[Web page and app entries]
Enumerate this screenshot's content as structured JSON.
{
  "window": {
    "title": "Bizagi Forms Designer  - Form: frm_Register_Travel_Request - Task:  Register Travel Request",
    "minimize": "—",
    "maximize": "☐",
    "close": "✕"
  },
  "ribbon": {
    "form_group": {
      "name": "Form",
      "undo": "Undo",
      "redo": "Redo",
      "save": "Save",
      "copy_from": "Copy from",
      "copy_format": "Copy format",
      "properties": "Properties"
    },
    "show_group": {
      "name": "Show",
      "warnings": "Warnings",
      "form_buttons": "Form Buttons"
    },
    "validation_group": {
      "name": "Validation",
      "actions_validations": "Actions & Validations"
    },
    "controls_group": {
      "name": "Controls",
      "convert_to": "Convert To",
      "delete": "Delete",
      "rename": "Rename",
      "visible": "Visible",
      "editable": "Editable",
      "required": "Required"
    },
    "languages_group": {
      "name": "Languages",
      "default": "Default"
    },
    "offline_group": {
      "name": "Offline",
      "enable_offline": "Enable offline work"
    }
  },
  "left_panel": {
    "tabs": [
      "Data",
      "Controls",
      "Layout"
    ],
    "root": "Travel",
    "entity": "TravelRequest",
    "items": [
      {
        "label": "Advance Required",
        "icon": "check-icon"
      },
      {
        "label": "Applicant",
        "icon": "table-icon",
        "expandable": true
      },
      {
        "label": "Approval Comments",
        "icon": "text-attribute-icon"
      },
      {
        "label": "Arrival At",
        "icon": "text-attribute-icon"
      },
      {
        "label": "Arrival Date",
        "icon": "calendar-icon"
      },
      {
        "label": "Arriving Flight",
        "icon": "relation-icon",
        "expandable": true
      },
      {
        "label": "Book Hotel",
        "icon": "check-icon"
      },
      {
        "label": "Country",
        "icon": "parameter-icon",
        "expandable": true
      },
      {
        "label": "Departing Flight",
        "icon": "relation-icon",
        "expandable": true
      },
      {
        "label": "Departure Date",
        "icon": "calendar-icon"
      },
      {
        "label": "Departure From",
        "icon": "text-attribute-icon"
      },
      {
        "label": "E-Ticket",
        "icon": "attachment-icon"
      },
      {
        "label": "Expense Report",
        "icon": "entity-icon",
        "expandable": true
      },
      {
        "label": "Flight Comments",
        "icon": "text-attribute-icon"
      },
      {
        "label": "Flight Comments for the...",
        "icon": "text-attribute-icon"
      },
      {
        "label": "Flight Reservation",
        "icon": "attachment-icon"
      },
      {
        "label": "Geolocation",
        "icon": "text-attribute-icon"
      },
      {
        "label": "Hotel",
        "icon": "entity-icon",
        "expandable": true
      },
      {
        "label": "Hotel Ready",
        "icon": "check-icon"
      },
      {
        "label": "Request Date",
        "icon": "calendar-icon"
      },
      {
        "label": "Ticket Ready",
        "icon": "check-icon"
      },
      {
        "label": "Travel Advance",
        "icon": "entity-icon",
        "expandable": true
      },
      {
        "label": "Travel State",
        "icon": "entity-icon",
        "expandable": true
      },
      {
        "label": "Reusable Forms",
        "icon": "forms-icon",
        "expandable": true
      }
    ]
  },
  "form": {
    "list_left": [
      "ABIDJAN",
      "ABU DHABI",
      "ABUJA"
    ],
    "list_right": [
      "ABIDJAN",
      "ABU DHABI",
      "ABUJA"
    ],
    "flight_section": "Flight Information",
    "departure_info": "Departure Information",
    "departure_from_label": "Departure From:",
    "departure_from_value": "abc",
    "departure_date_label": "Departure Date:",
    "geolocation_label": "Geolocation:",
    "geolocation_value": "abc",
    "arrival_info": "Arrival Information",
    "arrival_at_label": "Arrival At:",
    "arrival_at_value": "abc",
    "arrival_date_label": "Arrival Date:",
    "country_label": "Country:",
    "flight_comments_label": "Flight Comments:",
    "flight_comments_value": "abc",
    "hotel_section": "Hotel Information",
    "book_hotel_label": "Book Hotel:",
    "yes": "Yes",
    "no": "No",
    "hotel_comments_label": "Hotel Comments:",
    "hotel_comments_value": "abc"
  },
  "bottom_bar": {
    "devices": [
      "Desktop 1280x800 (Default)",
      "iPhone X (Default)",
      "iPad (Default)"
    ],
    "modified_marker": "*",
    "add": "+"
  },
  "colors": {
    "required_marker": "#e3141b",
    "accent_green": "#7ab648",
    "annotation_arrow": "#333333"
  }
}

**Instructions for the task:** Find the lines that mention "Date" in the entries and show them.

**Result for this task:**
        "label": "Arrival Date",
        "label": "Departure Date",
        "label": "Request Date",
    "departure_date_label": "Departure Date:",
    "arrival_date_label": "Arrival Date:",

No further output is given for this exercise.